Gone are the days of dark concert halls dimly lit by the occasional sparks of lighters and flashbulbs. Things have changed. When musicians gaze out at crowds in 2015, they're greeted by seas of glowing faces illuminated by LED screens.
As New York bluegrass quintet Punch Brothers returned from a year and a half on the road and started working on their fourth studio album, they couldn't get those images out of their heads.
"We would get together for drinks after working on music each day and the same topic kept coming up, which was basically: 'Aren't cell phones weird?'" guitarist Chris Eldridge laughs. "We're all interacting in such different ways now. It's cool that we can be out here on the road and still be connected to our wives and girlfriends back home. But then you go to a show and see people's faces glowing because they're taking a picture or a video to share with their friends. That's just a weird thing to see from the stage because you know those people aren't actually present."
As the album took shape, the group's late night conversations spilled over into much of the lyrical content of their aptly titled new record Phosphorescent Blues—providing the inspiration for songs like album closer "Little Lights," a beautiful reflection on the polarizing effects of technology. Over the group's adventurous style of acoustic bluegrass that borrows heavily from classical music and rock, those words strike an even more powerful chord.
"I think that people are attracted to acoustic music because it does seem more authentic and more grounded to something physical and present," Eldridge says. "There's no faking it with these instruments."
The band is quick to point out their attraction to acoustic instruments wasn't a conscious desire to rebel against music that relies on electronics, however. They're all open-minded music fans who are excited by progression, but as Eldridge puts it, "We just wouldn't really know what to do with a synthesizer." As a group of musicians who all started playing their respective instruments as young children, bluegrass music just happens to be in their blood.
"I literally would not exist if it weren't for the five-string banjo," Eldridge chuckles. "My parents met because they were both banjo players. We were all kind of brought into this through family connections and our families were all very instrumental in providing us space to work and really take music seriously."

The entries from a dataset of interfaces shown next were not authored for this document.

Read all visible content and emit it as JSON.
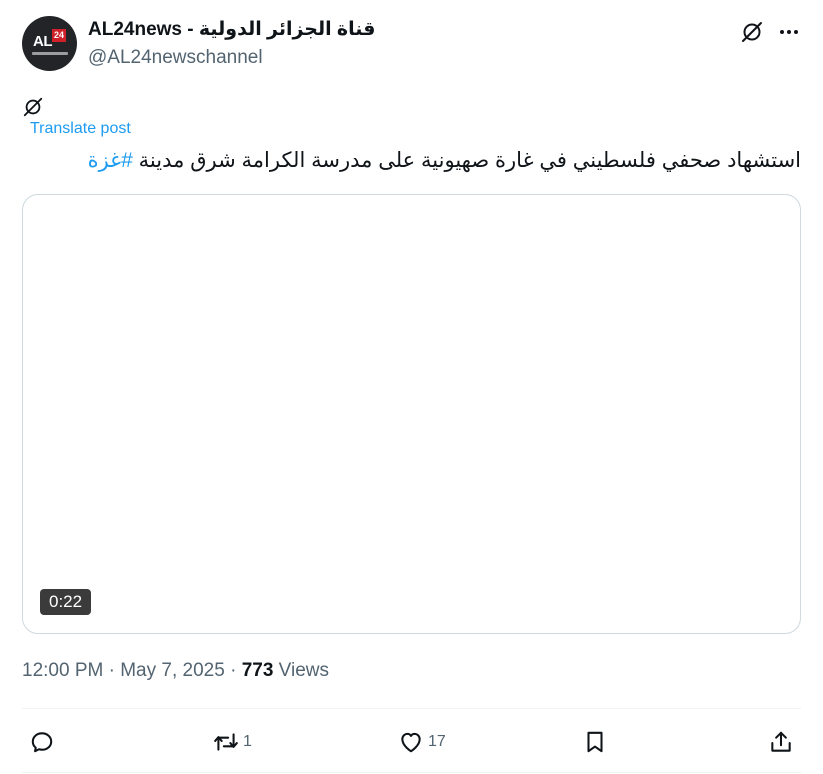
{
  "author": {
    "avatar_text": "AL",
    "avatar_badge": "24",
    "display_name": "AL24news - قناة الجزائر الدولية",
    "handle": "@AL24newschannel"
  },
  "post": {
    "translate_label": "Translate post",
    "text_main": "استشهاد صحفي فلسطيني في غارة صهيونية على مدرسة الكرامة شرق مدينة ",
    "hashtag": "#غزة"
  },
  "media": {
    "duration": "0:22"
  },
  "meta": {
    "time": "12:00 PM",
    "separator": "·",
    "date": "May 7, 2025",
    "views_count": "773",
    "views_label": "Views"
  },
  "actions": {
    "reply_count": "",
    "repost_count": "1",
    "like_count": "17"
  },
  "icons": {
    "grok": "grok-icon",
    "more": "more-icon",
    "reply": "reply-icon",
    "repost": "repost-icon",
    "like": "like-icon",
    "bookmark": "bookmark-icon",
    "share": "share-icon"
  },
  "colors": {
    "accent": "#1d9bf0",
    "text": "#0f1419",
    "muted": "#536471",
    "border": "#cfd9de"
  }
}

Though raised on bluegrass, the band's musical influences are varied and it shows in their work. If you've ever wanted to see a bluegrass band cover Beyoncé, The White Stripes, or The Strokes, a Punch Brothers show is for you.
"One thing that everyone on Earth can agree with is that we look exactly like a bluegrass band," Eldridge explains. "As far as the content of the music goes, it gets a lot trickier, though. We're a string band and we all grew up playing bluegrass and admiring the masters of bluegrass, but we all just love music in all its various forms." He continues, "Anytime a musician hears music they love, it's not because it's of a certain genre, it's because it moves them. That's the kind of music we try to pay attention to, study, and hopefully create."
Punch Brothers | Peak Summer Nights
5:30 pm, Friday, September 4
Athletic Club of Bend,
61615 Athletic Club Dr.